Why Does the Right Hate America? (Paul Krugman, NY Times column)
Right-wingers like Governor RONALD DION DeSANTIS are constantly badmouthing our Nation, as Nobel Prize winning economist Paul Krugman writes in his column in The New York Times:
U.S. democracy is clearly in crisis. It’s entirely possible that in less than two years dissenters will face the power of a government with an authoritarian bent; if that sounds to you like hyperbole, you aren’t paying attention.
But is America beyond the political realm also in crisis? Are the very foundations of society eroding? Many people on the right apparently think so. A recent essay by Damon Linker in The Times profiled conservative intellectuals whose writing, he argued, helps explain where the MAGA right is coming from. What struck me, reading some of their work, is the dire portrait they paint of the state of our nation.
For example, Patrick Deneen’s “Regime Change” describes America thus: “Once-beautiful cities and towns around the nation have succumbed to an ugly blight. Cratering rates of childbirth, rising numbers of ‘deaths of despair,’ widespread addictions to pharmaceuticals and electronic distractions testify to the prevalence of a dull ennui and psychic despair.” And he attributes all of this to the malign effects of liberalism.
When I read such things, I always wonder, do these people ever go outside and look around? Do they have any sense, from personal memory or reading, of what America was like 30 or 50 years ago?
It’s true that U.S. society has changed immensely over the past half-century or so, and not entirely in good ways: Inequality has soared, and deaths of despair are a real phenomenon. (More about that later.) But many right-wing critiques of modern America seem rooted not just in dystopian fantasies but in dystopian fantasies that are generations out of date. There seems to be a part of the conservative mind for which it’s always 1975.
Start with those blighted cities. I’m old enough to remember the 1970s and 1980s, when Times Square was a cesspool of drugs, prostitution and crime. These days it’s a bit too Disneyland for my tastes, but the transformation has been incredible.
OK, that’s something of a Big Apple-centric view, and not every U.S. city has done as well as New York (although it’s remarkable how many on the right insist on believing that one of America’s safest places is an urban hellscape). Chicago, for example, has done a lot worse. But between 1990 and the eve of the Covid-19 pandemic there was a broad-based U.S. urban resurgence, largely driven by the return to city life of a significant number of affluent Americans, who increasingly valued the amenities cities can offer and were less worried by violent crime, which plunged after 1990.
True, some of the fall in crime was reversed during the pandemic, but it seems to be receding again. And Americans are coming back to urban centers: Working from home has reduced downtown foot traffic during the week, but weekend visitors are more or less back to prepandemic levels.

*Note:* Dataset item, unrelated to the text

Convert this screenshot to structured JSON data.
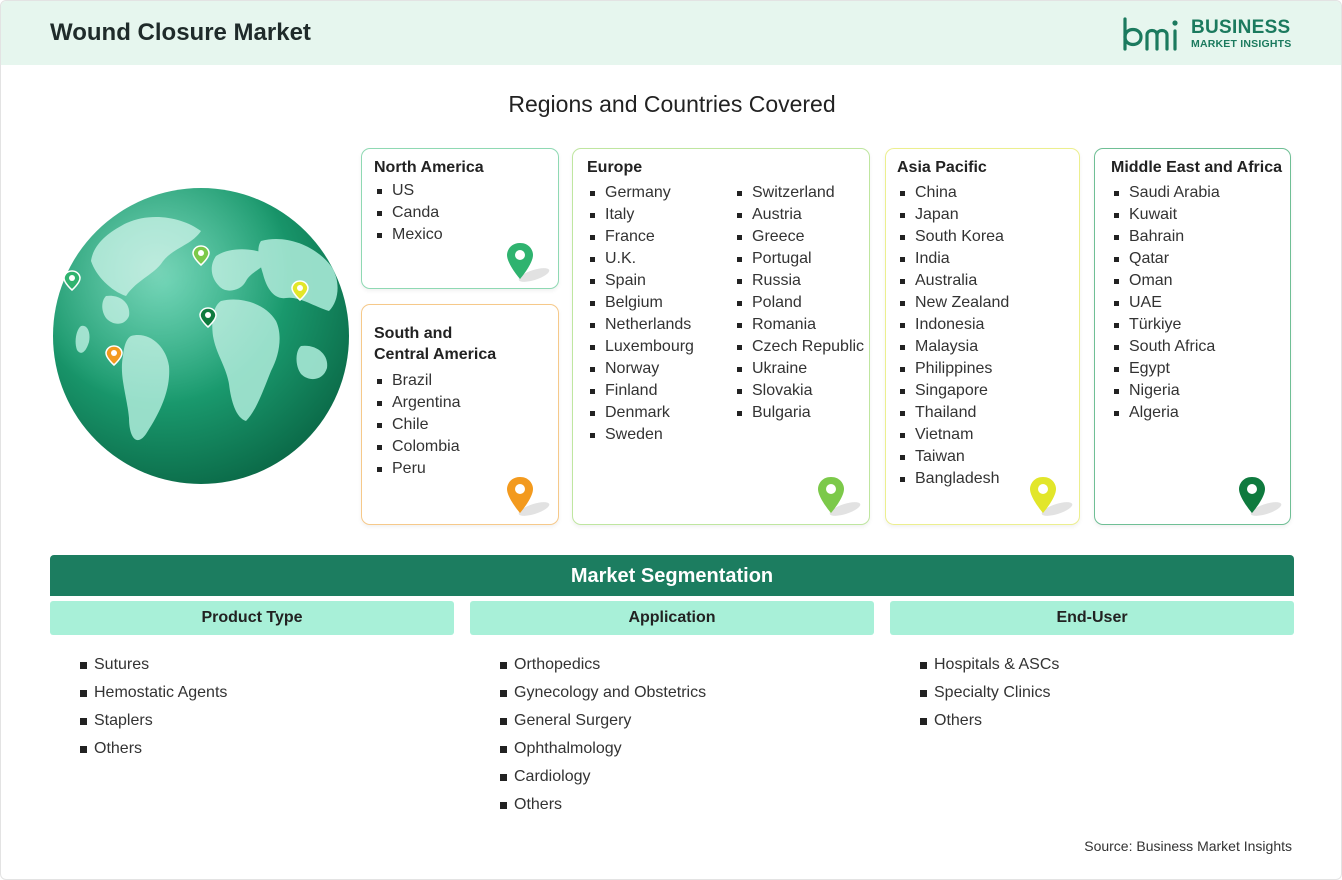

This doesn’t look like blight to me.
What about family life? Indeed, fewer Americans are getting married than in the past. What you may not know is that since around 1980 there has been a huge decline in divorce rates. The most likely explanation, according to the economists Betsey Stevenson and Justin Wolfers, is that expanded job opportunities for women led to a temporary surge in divorces as women left unhappy marriages, which receded as marriages adjusted to the new social realities. I take this to mean that during the “good old days” there was a lot of quiet marital misery, some of which is now behind us.
Oh, and when we talk about declining birthrates, we should note that a significant factor has been a huge decline in teenage pregnancies, especially among women 15 to 17. Is this an indicator of moral decay?
But what about those deaths of despair? They’re real and very much an indictment of our society. But while deaths from drugs, alcohol and suicide happen everywhere, they’re happening disproportionately not in liberal big cities but in left-behind rural regions, stranded by economic forces that have caused a migration of income and employment to relatively well-educated metropolitan areas. If there’s “psychic despair” driving addiction, it seems to be the despair that comes from not being able to get a job — not the despair that comes from a decline in traditional values.
Social change is never an unalloyed good thing. I look at how America has changed over my adult lifetime and see some things I don’t like, especially the return to extreme economic inequality. But I also see a society that offers much more individual freedom, especially for women and minorities but for the rest of us too.
Not everyone considers this a positive change. Indeed, some people on the right clearly hate the America we actually live in, a complex, diverse nation, as opposed to the simpler, purer nation of their imaginations.
And if you would prefer a society with more traditional social relationships, more people practicing traditional forms of religion and so on, that’s your right. But don’t claim, falsely, that society is collapsing because it doesn’t match your preferences or blame liberalism for every social problem.
Paul Krugman has been an Opinion columnist since 2000 and is also a distinguished professor at the City University of New York Graduate Center. He won the 2008 Nobel Memorial Prize in Economic Sciences for his work on international trade and economic geography. @PaulKrugman
A version of this article appears in print on Nov. 7, 2023, Section A, Page 20 of the New York edition with the headline: Why Does the Right Hate America?. Order Reprints | Today’s Paper | Subscribe